Bottom Line: These genes experienced a gradual integration process into GGI networks, starting on the network periphery and gradually becoming highly connected hubs, and acquiring pleiotropic and essential functions.We identify a few human lineage-specific hub genes that have evolved brain development-related functions.Our data cast new conceptual insights into the evolution of genetic networks.

View Article: PubMed Central - PubMed

Affiliation: Center for Systems Biology, Soochow University, Suzhou, Jiangsu, 215006, China. wyzhang@uchicago.edu.

ABSTRACT

Background: The origin of new genes with novel functions creates genetic and phenotypic diversity in organisms. To acquire functional roles, new genes must integrate into ancestral gene-gene interaction (GGI) networks.
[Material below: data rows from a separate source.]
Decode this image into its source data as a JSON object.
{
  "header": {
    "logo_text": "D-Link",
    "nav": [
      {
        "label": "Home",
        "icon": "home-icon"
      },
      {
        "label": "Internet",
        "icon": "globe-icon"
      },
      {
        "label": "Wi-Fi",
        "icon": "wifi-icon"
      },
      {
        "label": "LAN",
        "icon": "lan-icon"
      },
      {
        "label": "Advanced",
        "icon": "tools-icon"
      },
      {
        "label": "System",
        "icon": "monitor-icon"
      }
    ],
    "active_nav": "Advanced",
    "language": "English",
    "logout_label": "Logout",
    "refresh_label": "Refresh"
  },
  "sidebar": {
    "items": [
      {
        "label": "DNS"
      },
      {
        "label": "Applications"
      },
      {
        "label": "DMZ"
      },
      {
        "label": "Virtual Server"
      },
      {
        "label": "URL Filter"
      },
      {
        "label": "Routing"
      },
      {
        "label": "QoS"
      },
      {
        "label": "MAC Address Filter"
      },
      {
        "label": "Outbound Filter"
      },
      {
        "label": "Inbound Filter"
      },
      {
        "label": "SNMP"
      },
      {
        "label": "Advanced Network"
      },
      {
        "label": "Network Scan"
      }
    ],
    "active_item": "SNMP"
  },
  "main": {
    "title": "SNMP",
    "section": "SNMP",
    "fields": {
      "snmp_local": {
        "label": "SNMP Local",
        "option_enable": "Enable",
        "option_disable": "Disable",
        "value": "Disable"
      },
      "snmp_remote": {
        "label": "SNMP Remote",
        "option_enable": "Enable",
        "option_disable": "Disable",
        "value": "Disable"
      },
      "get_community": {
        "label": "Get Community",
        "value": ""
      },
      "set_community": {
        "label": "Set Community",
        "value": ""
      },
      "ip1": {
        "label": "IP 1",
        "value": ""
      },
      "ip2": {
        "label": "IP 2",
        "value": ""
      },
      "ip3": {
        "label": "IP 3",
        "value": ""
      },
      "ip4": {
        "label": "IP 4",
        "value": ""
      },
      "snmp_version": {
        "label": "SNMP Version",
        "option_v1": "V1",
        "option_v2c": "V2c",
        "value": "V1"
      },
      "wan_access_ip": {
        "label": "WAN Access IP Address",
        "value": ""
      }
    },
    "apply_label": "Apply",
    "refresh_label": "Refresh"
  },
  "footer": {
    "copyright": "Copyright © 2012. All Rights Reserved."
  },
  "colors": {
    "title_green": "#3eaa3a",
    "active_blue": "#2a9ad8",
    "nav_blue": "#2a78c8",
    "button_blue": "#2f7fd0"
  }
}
The mechanisms by which new genes are integrated into ancestral networks, and their evolutionary significance, are yet to be characterized. Herein, we present a study investigating the rates and patterns of new gene-driven evolution of GGI networks in the human and mouse genomes.

Results: We examine the network topological and functional evolution of new genes that originated at various stages in the human and mouse lineages by constructing and analyzing three different GGI datasets. We find a large number of new genes integrated into GGI networks throughout vertebrate evolution. These genes experienced a gradual integration process into GGI networks, starting on the network periphery and gradually becoming highly connected hubs, and acquiring pleiotropic and essential functions. We identify a few human lineage-specific hub genes that have evolved brain development-related functions. Finally, we explore the possible underlying mechanisms driving the GGI network evolution and the observed patterns of new gene integration process.

Conclusions: Our results unveil a remarkable network topological integration process of new genes: over 5000 new genes were integrated into the ancestral GGI networks of human and mouse; new genes gradually acquire increasing number of gene partners; some human-specific genes evolved into hub structure with critical phenotypic effects. Our data cast new conceptual insights into the evolution of genetic networks.

No MeSH data available.